Many people who have hypertrophic
cardiomyopathy don't have symptoms and don't need treatment. If you do have symptoms, your treatment will depend on what your symptoms are and
whether you develop heart failure or an abnormal heart rhythm.
You may take medicines to treat symptoms such
as shortness of breath and chest pain.
If you get a serious heart rhythm problem such as
atrial fibrillation, you may take medicines to control your heart rate or rhythm and to prevent blood clots. Or you may get
cardioversion, an electrical shock to return the heart
to its normal rhythm.

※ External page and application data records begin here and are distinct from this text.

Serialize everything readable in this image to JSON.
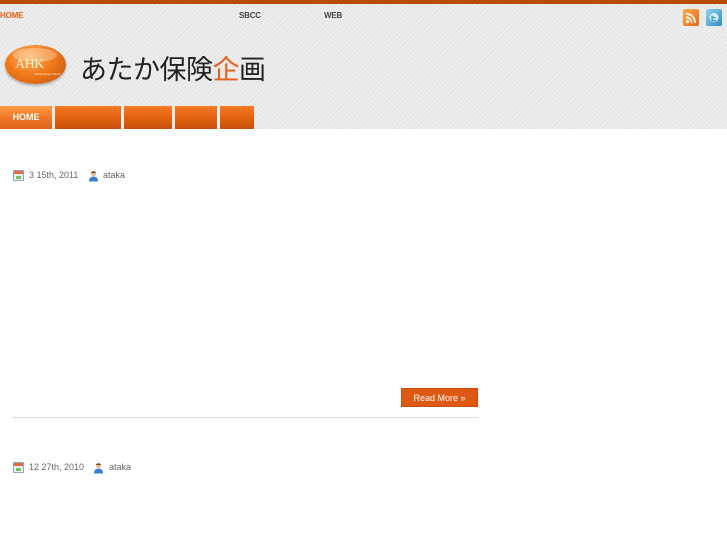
{
  "topbar": {
    "links": [
      {
        "label": "HOME",
        "active": true
      },
      {
        "label": "SBCC",
        "active": false
      },
      {
        "label": "WEB",
        "active": false
      }
    ],
    "social": [
      {
        "name": "rss-icon",
        "color": "#f07a1c"
      },
      {
        "name": "twitter-icon",
        "color": "#3a9ad0"
      }
    ]
  },
  "branding": {
    "logo_text": "AHK",
    "logo_sub": "Ataka Hoken Kikaku",
    "title_pre": "あたか保険",
    "title_accent": "企",
    "title_post": "画"
  },
  "nav": {
    "items": [
      {
        "label": "HOME",
        "active": true
      },
      {
        "label": "",
        "active": false
      },
      {
        "label": "",
        "active": false
      },
      {
        "label": "",
        "active": false
      },
      {
        "label": "",
        "active": false
      }
    ]
  },
  "posts": [
    {
      "date": "3  15th, 2011",
      "author": "ataka",
      "read_more": "Read More »"
    },
    {
      "date": "12  27th, 2010",
      "author": "ataka"
    }
  ],
  "colors": {
    "accent": "#e8601a",
    "topbar": "#b84a0d",
    "button": "#de5a12"
  }
}
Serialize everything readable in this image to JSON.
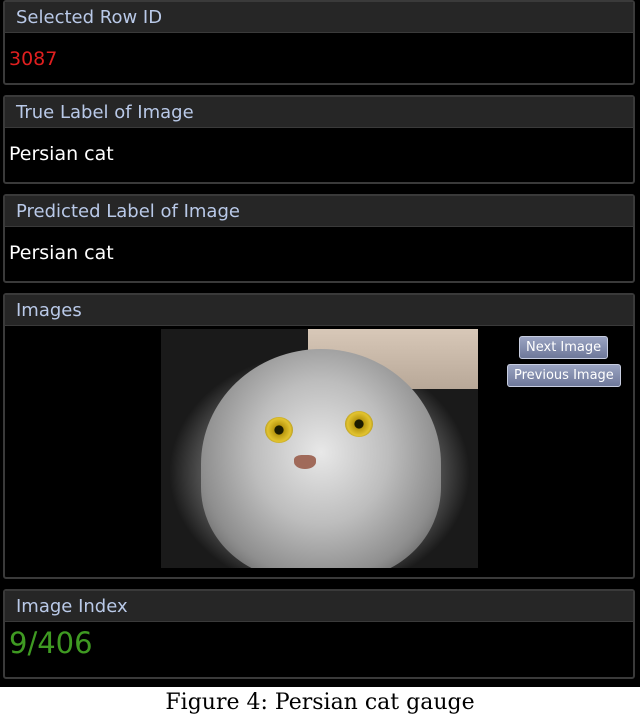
{
  "panels": {
    "row_id": {
      "title": "Selected Row ID",
      "value": "3087"
    },
    "true_label": {
      "title": "True Label of Image",
      "value": "Persian cat"
    },
    "predicted_label": {
      "title": "Predicted Label of Image",
      "value": "Persian cat"
    },
    "images": {
      "title": "Images",
      "next_button": "Next Image",
      "previous_button": "Previous Image"
    },
    "image_index": {
      "title": "Image Index",
      "value": "9/406"
    }
  },
  "caption": "Figure 4: Persian cat gauge",
  "colors": {
    "row_id_value": "#e01f1f",
    "image_index_value": "#3f9a22",
    "header_text": "#b9c9e8",
    "panel_background": "#262626"
  },
  "image_subject": "persian-cat-photo"
}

If medicines don't work and your heart isn't pumping blood well, you might have a procedure to reduce the size of the overgrown part of your heart. The overgrown part can be removed with a surgery called myectomy. Or it can be destroyed by injecting alcohol into the
artery that supplies that part of the heart. This procedure is called nonsurgical septal reduction, or alcohol septal ablation.

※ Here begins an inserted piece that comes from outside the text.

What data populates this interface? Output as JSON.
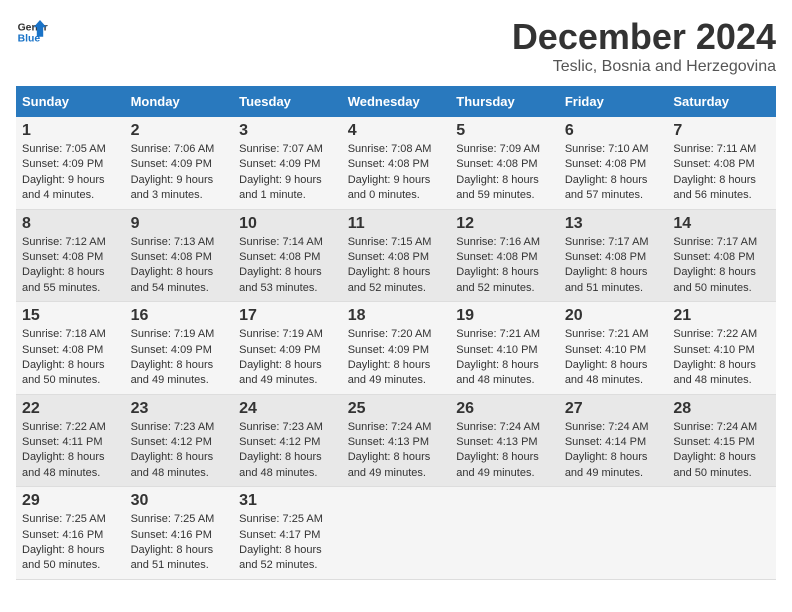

What can you do at home for hypertrophic cardiomyopathy?
Avoid strenuous activity and intense exercise. Your doctor can tell you what level
of exercise and what kinds of activities are safe for you.
Be active at a safe level to help keep your heart and body healthy.
If you smoke, quit. Your doctor can tell you about medicines and counseling that can help you quit for good.
Drink plenty of fluids
(unless your doctor has told you to limit
your fluid intake).
Get checkups as often as your doctor recommends.
This information is produced and provided by the National
Institute (NCI). The information in this topic may have changed since it was written. For the most current information, contact the National
Institute via the Internet web site at http://
.gov or call 1-800-4-CANCER.
WebMD Medical Reference from Healthwise
March 12, 2014
This information is not intended to replace the advice of a doctor.
Healthwise disclaims any liability for the decisions you make based on this